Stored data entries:
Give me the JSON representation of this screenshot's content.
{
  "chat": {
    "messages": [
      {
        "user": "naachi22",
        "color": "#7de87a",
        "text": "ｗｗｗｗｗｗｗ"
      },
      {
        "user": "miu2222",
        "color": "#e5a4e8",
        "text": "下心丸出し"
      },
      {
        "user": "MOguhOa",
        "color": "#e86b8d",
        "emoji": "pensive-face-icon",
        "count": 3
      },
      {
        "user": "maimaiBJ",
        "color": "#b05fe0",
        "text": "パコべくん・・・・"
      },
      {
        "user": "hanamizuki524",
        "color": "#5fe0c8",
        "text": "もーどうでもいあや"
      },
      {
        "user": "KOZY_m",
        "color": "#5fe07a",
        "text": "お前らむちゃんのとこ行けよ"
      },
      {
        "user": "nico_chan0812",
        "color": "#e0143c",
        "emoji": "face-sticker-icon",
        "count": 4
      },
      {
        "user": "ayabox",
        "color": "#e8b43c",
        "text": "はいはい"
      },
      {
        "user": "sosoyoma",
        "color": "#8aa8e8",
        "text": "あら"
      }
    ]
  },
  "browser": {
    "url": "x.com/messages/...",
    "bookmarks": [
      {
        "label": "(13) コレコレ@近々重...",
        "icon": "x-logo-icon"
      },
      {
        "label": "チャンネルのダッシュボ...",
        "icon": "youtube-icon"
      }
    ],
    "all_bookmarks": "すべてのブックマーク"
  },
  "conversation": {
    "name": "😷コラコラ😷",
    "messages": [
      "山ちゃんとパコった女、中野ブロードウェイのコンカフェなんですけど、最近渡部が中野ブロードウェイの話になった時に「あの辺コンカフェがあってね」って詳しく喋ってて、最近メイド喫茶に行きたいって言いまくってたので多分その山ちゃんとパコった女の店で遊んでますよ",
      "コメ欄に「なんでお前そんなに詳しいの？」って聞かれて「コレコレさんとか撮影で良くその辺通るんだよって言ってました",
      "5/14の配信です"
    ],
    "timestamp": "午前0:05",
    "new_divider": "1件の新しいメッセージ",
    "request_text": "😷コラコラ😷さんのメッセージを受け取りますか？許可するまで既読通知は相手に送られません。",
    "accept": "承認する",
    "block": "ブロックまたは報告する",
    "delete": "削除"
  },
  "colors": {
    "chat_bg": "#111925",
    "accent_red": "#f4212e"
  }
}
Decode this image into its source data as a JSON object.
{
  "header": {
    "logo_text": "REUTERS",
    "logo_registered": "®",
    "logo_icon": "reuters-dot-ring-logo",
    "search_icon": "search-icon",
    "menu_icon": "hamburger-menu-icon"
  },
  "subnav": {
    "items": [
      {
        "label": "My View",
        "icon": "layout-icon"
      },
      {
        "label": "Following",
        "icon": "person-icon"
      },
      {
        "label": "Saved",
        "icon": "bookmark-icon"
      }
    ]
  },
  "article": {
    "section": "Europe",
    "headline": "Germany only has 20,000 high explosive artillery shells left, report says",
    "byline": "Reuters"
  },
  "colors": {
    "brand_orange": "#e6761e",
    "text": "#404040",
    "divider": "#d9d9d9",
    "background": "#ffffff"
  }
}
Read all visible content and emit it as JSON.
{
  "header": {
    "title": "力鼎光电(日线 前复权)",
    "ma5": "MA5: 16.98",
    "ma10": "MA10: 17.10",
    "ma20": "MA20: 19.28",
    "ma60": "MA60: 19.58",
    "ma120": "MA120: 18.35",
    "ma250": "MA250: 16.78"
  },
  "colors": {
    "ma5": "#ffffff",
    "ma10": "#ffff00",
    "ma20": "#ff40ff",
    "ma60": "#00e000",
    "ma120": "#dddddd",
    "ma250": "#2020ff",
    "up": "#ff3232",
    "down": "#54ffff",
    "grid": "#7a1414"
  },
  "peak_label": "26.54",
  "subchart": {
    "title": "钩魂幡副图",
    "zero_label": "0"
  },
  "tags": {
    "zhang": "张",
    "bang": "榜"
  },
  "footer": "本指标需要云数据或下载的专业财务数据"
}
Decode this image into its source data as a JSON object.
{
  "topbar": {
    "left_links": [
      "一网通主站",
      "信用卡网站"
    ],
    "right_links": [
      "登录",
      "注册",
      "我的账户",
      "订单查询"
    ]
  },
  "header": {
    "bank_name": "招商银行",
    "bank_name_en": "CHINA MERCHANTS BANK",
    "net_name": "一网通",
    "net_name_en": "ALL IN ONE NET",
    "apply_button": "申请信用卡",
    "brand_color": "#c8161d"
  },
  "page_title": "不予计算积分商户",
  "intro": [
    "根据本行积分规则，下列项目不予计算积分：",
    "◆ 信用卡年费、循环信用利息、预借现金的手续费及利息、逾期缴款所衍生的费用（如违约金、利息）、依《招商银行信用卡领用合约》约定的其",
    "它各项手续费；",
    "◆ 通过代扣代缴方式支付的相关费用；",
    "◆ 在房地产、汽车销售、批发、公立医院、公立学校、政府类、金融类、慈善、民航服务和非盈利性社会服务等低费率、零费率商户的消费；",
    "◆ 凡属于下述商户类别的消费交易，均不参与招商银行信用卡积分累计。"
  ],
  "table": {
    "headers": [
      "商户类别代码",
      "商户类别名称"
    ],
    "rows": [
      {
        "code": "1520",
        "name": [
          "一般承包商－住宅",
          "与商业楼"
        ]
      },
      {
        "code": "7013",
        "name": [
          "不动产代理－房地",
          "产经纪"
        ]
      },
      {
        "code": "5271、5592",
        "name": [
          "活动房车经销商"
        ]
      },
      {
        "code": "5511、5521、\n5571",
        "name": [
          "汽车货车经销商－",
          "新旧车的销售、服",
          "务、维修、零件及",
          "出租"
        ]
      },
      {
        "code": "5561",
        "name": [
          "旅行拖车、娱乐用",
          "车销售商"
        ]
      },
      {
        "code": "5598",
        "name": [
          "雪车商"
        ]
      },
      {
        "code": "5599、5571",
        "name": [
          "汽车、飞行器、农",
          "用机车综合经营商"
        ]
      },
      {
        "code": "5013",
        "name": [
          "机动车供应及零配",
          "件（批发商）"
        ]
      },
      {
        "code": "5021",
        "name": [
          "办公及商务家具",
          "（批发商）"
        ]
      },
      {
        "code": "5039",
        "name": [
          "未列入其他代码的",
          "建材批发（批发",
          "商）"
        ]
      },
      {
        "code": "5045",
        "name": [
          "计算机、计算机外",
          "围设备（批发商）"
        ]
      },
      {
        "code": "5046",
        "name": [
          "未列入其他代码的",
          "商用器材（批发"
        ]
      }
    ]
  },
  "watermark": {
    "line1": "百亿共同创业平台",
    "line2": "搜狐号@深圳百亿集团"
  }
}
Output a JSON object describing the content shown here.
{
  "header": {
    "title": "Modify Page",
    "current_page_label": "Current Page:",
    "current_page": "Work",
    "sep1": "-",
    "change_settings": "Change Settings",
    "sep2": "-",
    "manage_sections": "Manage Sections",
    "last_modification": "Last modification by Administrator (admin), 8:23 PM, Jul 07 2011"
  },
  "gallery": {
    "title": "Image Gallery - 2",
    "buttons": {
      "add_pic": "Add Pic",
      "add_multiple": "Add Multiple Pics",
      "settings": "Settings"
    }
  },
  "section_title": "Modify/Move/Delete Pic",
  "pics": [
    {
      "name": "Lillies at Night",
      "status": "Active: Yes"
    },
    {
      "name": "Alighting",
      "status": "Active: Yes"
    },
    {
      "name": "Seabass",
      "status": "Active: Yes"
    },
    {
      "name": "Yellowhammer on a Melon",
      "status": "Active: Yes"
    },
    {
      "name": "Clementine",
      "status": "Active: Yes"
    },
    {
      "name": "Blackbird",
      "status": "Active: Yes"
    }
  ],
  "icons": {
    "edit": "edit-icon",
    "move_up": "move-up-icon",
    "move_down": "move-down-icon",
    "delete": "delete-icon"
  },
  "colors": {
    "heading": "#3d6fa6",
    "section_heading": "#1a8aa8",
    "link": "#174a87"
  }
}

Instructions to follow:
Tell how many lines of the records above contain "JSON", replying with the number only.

Reply:
5